**Requirement**
Look at each line below and count those with the word "value"; the answer is that number only.

BEGIN Excerpted data

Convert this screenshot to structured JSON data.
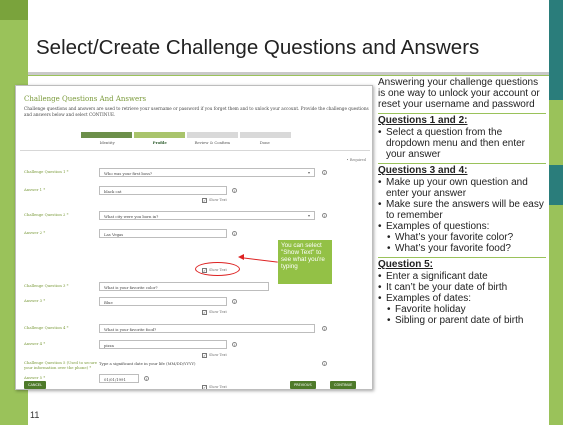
{
  "slide": {
    "title": "Select/Create Challenge Questions and Answers",
    "page_number": "11"
  },
  "screenshot": {
    "heading": "Challenge Questions And Answers",
    "description": "Challenge questions and answers are used to retrieve your username or password if you forget them and to unlock your account. Provide the challenge questions and answers below and select CONTINUE.",
    "steps": [
      "Identity",
      "Profile",
      "Review & Confirm",
      "Done"
    ],
    "active_step": "Profile",
    "required_note": "• Required",
    "rows": [
      {
        "label": "Challenge Question 1 *",
        "value": "Who was your first boss?",
        "type": "select"
      },
      {
        "label": "Answer 1 *",
        "value": "black cat"
      },
      {
        "label": "Challenge Question 2 *",
        "value": "What city were you born in?",
        "type": "select"
      },
      {
        "label": "Answer 2 *",
        "value": "Las Vegas"
      },
      {
        "label": "Challenge Question 3 *",
        "value": "What is your favorite color?",
        "type": "text"
      },
      {
        "label": "Answer 3 *",
        "value": "Blue"
      },
      {
        "label": "Challenge Question 4 *",
        "value": "What is your favorite food?",
        "type": "text"
      },
      {
        "label": "Answer 4 *",
        "value": "pizza"
      },
      {
        "label": "Challenge Question 5 (Used to secure your information over the phone) *",
        "value": "Type a significant date in your life (MM/DD/YYYY)",
        "type": "hint"
      },
      {
        "label": "Answer 5 *",
        "value": "01/01/1991"
      }
    ],
    "show_text_label": "Show Text",
    "info_glyph": "i",
    "check_glyph": "✓",
    "caret_glyph": "▾",
    "buttons": {
      "cancel": "CANCEL",
      "previous": "PREVIOUS",
      "continue": "CONTINUE"
    },
    "callout": "You can select \"Show Text\" to see what you're typing"
  },
  "panel": {
    "intro": "Answering your challenge questions is one way to unlock your account or reset your username and password",
    "sections": [
      {
        "heading": "Questions 1 and 2:",
        "items": [
          {
            "text": "Select a question from the dropdown menu and then enter your answer",
            "level": 1
          }
        ]
      },
      {
        "heading": "Questions 3 and 4:",
        "items": [
          {
            "text": "Make up your own question and enter your answer",
            "level": 1
          },
          {
            "text": "Make sure the answers will be easy to remember",
            "level": 1
          },
          {
            "text": "Examples of questions:",
            "level": 1
          },
          {
            "text": "What’s your favorite color?",
            "level": 2
          },
          {
            "text": "What’s your favorite food?",
            "level": 2
          }
        ]
      },
      {
        "heading": "Question 5:",
        "items": [
          {
            "text": "Enter a significant date",
            "level": 1
          },
          {
            "text": "It can’t be your date of birth",
            "level": 1
          },
          {
            "text": "Examples of dates:",
            "level": 1
          },
          {
            "text": "Favorite holiday",
            "level": 2
          },
          {
            "text": "Sibling or parent date of birth",
            "level": 2
          }
        ]
      }
    ]
  },
  "colors": {
    "accent_green": "#9ac25a",
    "teal": "#2a7d7b",
    "callout": "#93c146",
    "highlight_red": "#d22222"
  }
}
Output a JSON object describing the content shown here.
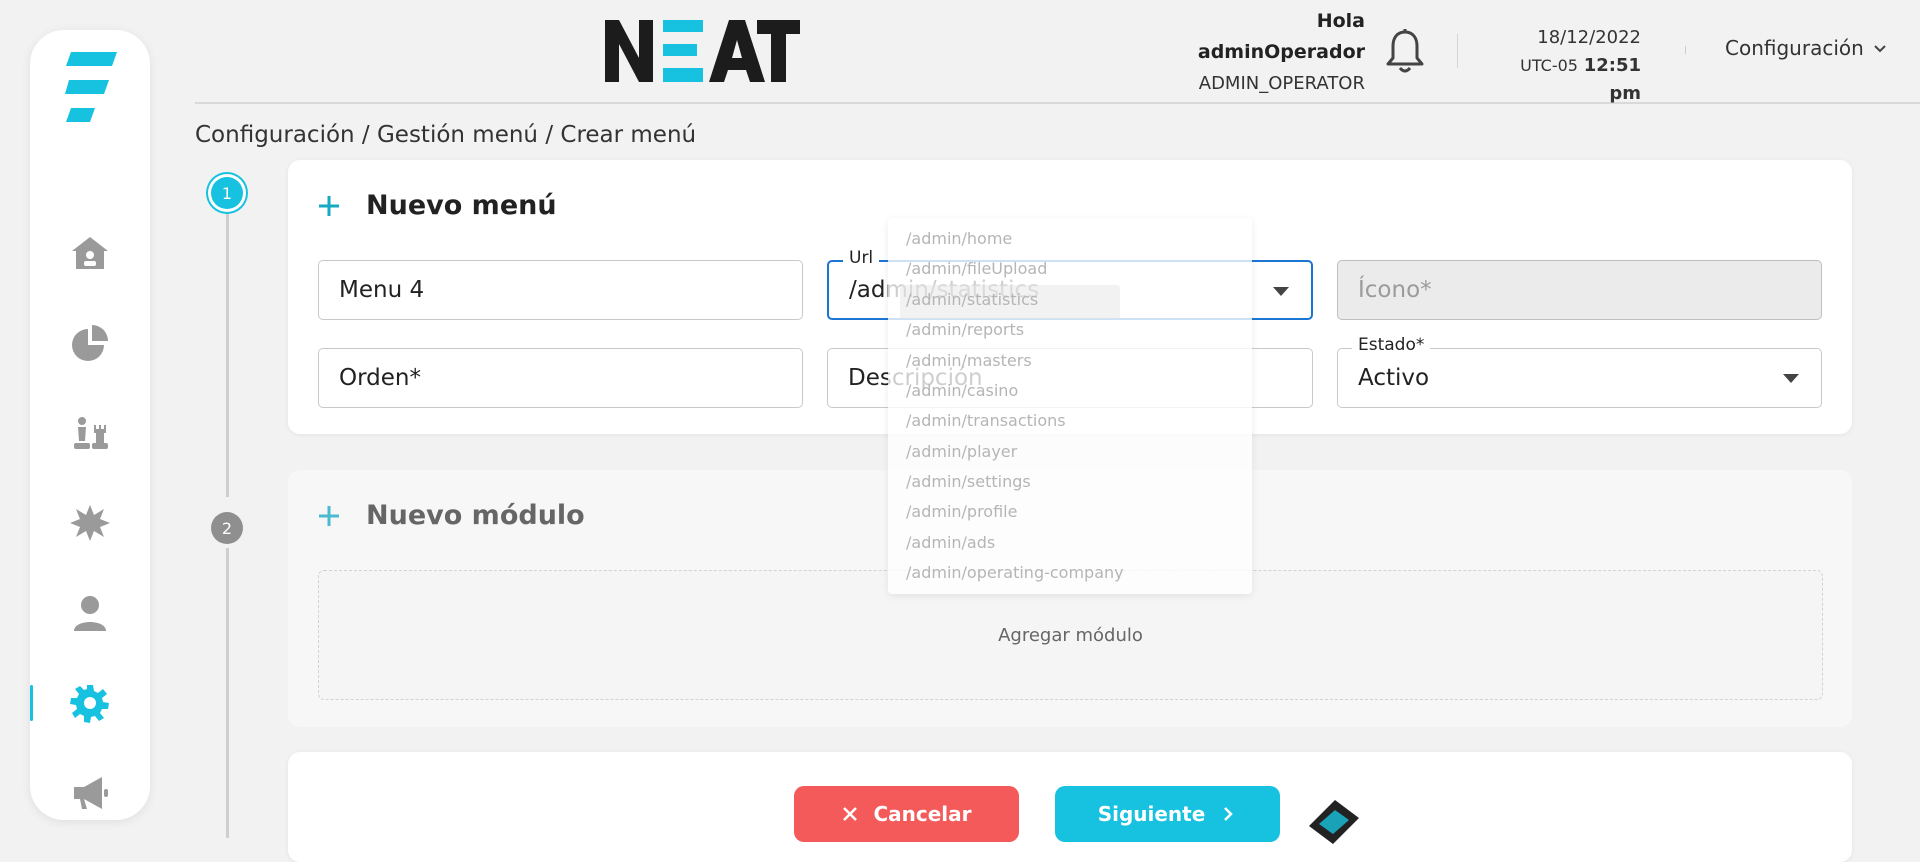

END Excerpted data

**Solution for this exercise**
10